By Greg Bird
In the wake of the tragic school shootings in Marshall County on January 23rd and in Parkland Florida last week, a lot of attention is being focused on the safety of our schools and the students who attend them.
As alarming as the shootings themselves is the fact that some have used the tragedies as an apparent inspiration to make similar threats either as a way to get out of going to school or to cause fear and panic in their communities.
Since last Wednesday there have been 25 reported threats to districts and schools throughout Kentucky, several of them in the Lake Cumberland area. Of those, 14 cases have ended in arrests while the others remain unsolved and leave the communities where those threats were aimed shaken and fearful of sending their children to class.
The Kentucky State Police are making an effort to alert the public that making those types of threats can be considered felonies and will be prosecuted.
McCreary County Schools Superintendent Mike Cash says school safety has always been his biggest concern and is constantly taking steps to ensure the students and staff in each building can feel secure in the classrooms.
“School safety has always been a priority for me,” Cash said. “My biggest concern is always getting the students to school safely, keeping them safe while they are here, and getting them home safe at the end of the day.”
Since assuming the leadership of the District Cash said he has focused on improving existing safety protocols and worked on implementing new safety measures in each school
“In the time that I have been here we have made multiple changes to better make our schools safer,” Cash said.
“We have a comprehensive school security plan in place, approved by our Board of Education,” he added. “We have met with first responders and asked for their input in planning our emergency plans. Additionally, a meeting is scheduled for next month to share updated blueprints and floor plans with our first responders, so in the event of an emergency, personnel responding to the call can have access to all they need to contain the threat and evacuate the students.”
Cash noted that as of this month every school is securely locked down during instruction hours and are equipped with front doors equipped with magnetic locks that can only be opened from the inside. The measure is designed to prevent access to an outside threat by limiting entry in to the buildings and be visually identified by front-office staff.
High definition security cameras are placed liberally throughout each school building, providing clear and sharp images to security monitors in each school and the Superintendent’s office. The camera system also includes data backup functionality to record and store images and video to be used in identifying suspects and threats.
The monitoring system is designed to be accessible through the McCreary County Enhanced 911 system, providing first responders live access to video feeds in the schools in emergency situations. While that feature exists, it is currently not being implemented due to legal issues, but Cash stated that issue would be resolved soon.
In addition to frequent lock-down drills in the schools, all school staff members will have completed active shooter training provided by the Kentucky State Police by the end of the school year.
Cash also noted the presence of School Resource Officers at every school who are trained to respond to threats.

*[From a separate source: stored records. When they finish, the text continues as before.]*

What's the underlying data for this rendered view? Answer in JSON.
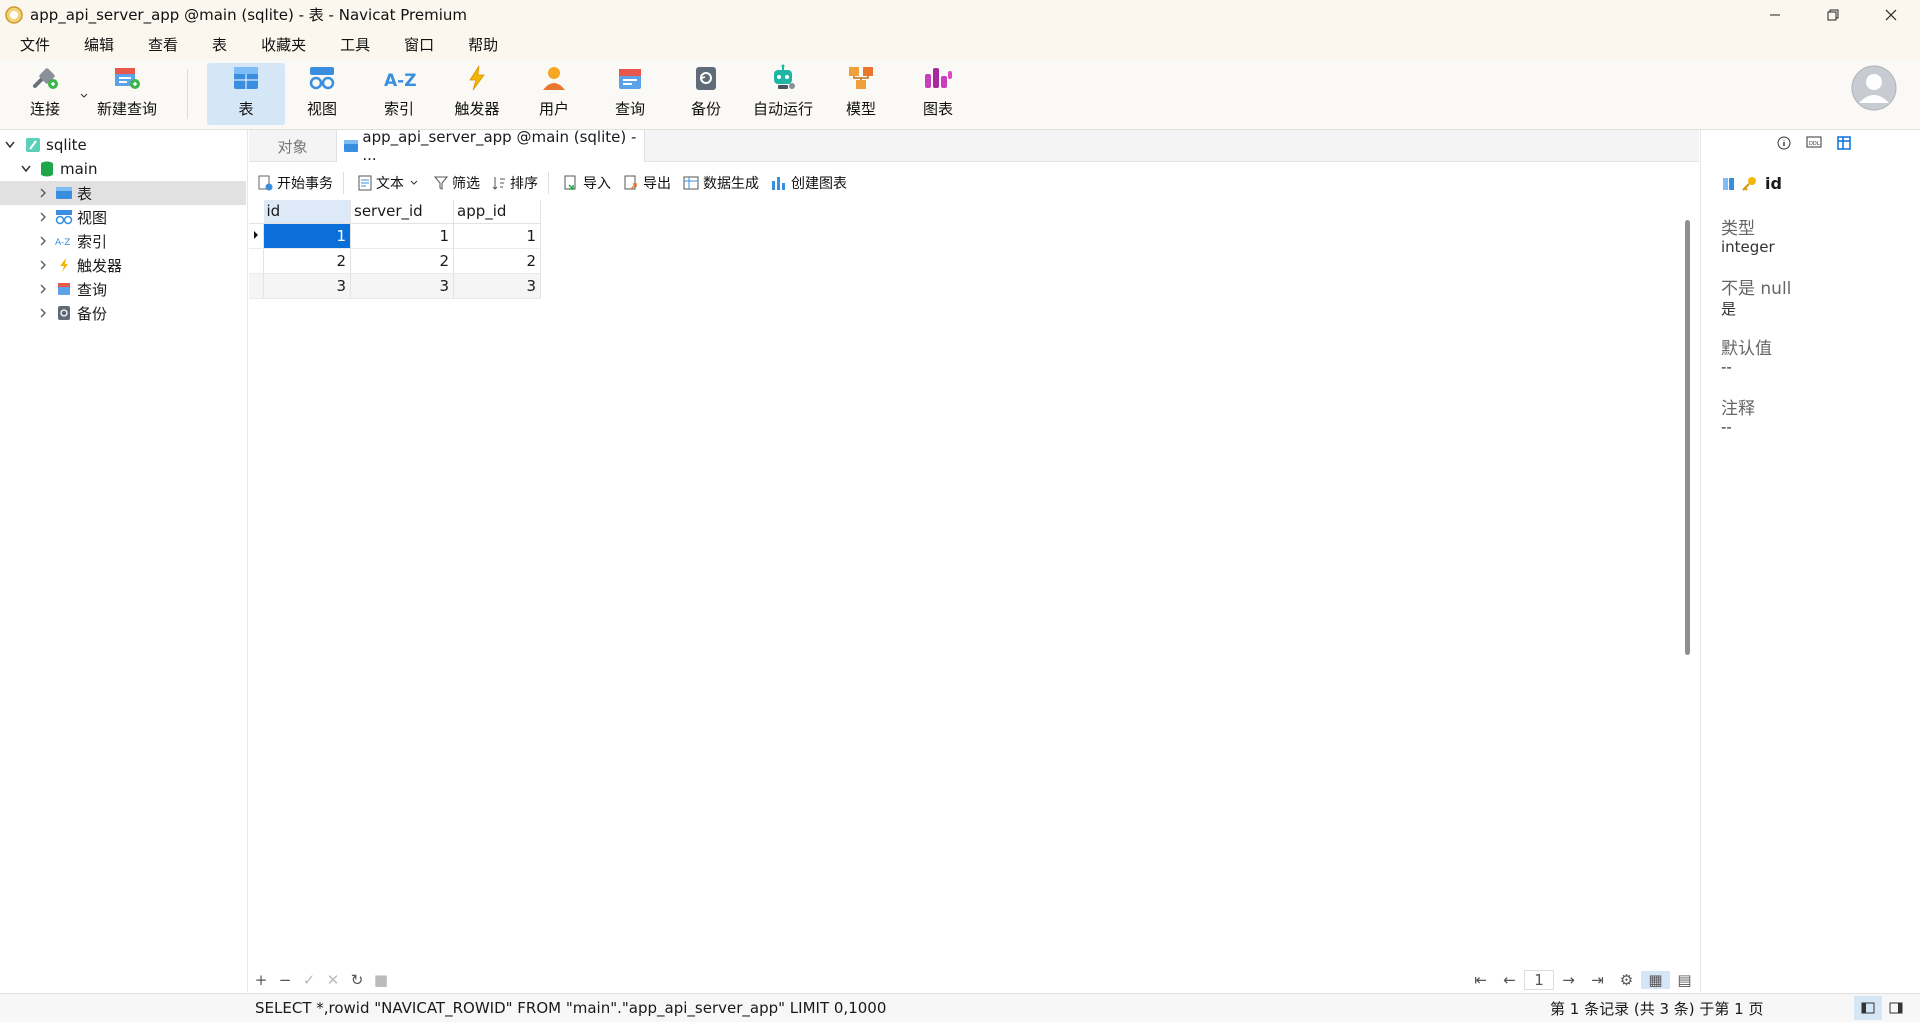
{
  "window": {
    "title": "app_api_server_app @main (sqlite) - 表 - Navicat Premium"
  },
  "menu": [
    "文件",
    "编辑",
    "查看",
    "表",
    "收藏夹",
    "工具",
    "窗口",
    "帮助"
  ],
  "toolbar": {
    "connect": "连接",
    "new_query": "新建查询",
    "table": "表",
    "view": "视图",
    "index": "索引",
    "trigger": "触发器",
    "user": "用户",
    "query": "查询",
    "backup": "备份",
    "automation": "自动运行",
    "model": "模型",
    "chart": "图表"
  },
  "nav": {
    "connection": "sqlite",
    "database": "main",
    "items": [
      "表",
      "视图",
      "索引",
      "触发器",
      "查询",
      "备份"
    ]
  },
  "tabs": {
    "objects": "对象",
    "active": "app_api_server_app @main (sqlite) - ..."
  },
  "subtoolbar": {
    "begin_tx": "开始事务",
    "text": "文本",
    "filter": "筛选",
    "sort": "排序",
    "import": "导入",
    "export": "导出",
    "data_gen": "数据生成",
    "create_chart": "创建图表"
  },
  "grid": {
    "columns": [
      "id",
      "server_id",
      "app_id"
    ],
    "rows": [
      [
        "1",
        "1",
        "1"
      ],
      [
        "2",
        "2",
        "2"
      ],
      [
        "3",
        "3",
        "3"
      ]
    ]
  },
  "footer": {
    "page": "1"
  },
  "panel": {
    "field": "id",
    "type_label": "类型",
    "type_value": "integer",
    "notnull_label": "不是 null",
    "notnull_value": "是",
    "default_label": "默认值",
    "default_value": "--",
    "comment_label": "注释",
    "comment_value": "--"
  },
  "status": {
    "sql": "SELECT *,rowid \"NAVICAT_ROWID\" FROM \"main\".\"app_api_server_app\" LIMIT 0,1000",
    "records": "第 1 条记录 (共 3 条) 于第 1 页"
  },
  "colors": {
    "selection": "#0a6fd8",
    "active_tool": "#d5e7f7",
    "titlebar": "#fbf6ee"
  }
}
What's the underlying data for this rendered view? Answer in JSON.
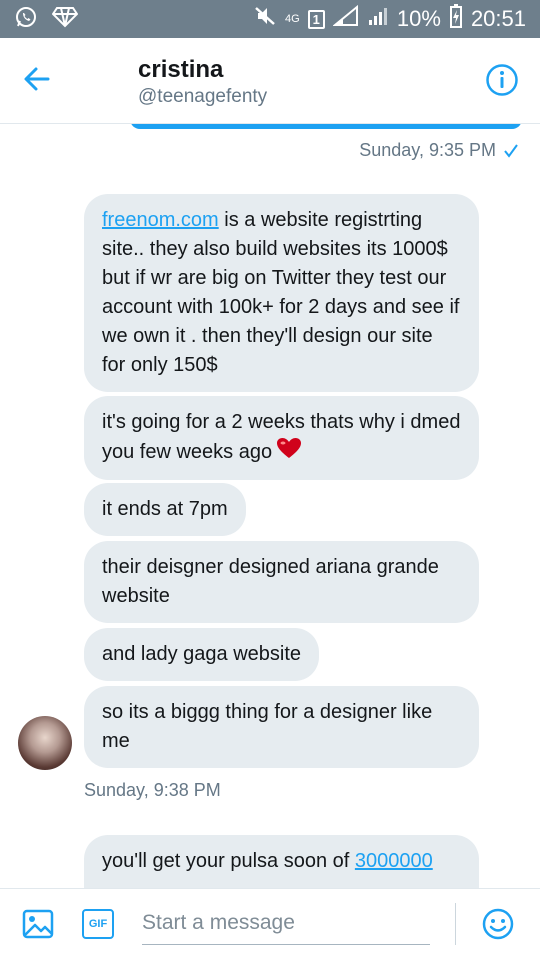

Since 2013 classrooms have also been equipped with panic buttons provided, free of charge, to the District by David Morris, President of Modern Systems, a home and commercial security company.
Can more be done locally to protect our students? Cash says that they are always looking to improve school safety, but like any school issue, the budget is a factor. Despite limited funding the Superintendent believes McCreary County Schools are safe.
“I think we have done a good job protecting our students with the resources we have,” he said. “There is always room for improvement.”
McCreary County has seen threats to school safety in the past, but all cases were investigated and found to be hoaxes. In each instance the student or students involved faced disciplinary actions, including jail.
In January 2008 three students made bomb threats to the high school in an effort to postpone school. The legal-age student agreed to plea guilty to the charge. Two other juvenile students also faced legal repercussions.
A middle school student emailed a bomb threat to the Superintendent in February 2010. The threat was found to be a hoax and the student faced charges in the case.
In April 2015 a juvenile student made threatening remarks on a school bus and faced disciplinary action.
In October of 2017 a juvenile student posted a threatening message on the social media application Snapchat, threatening other students. The student was identified and claimed there was no actual threat behind the posting. The student was reportedly charged in court for the incident.
Juvenile cases are protected by law and the charges and outcomes are not accessible to media or the general public.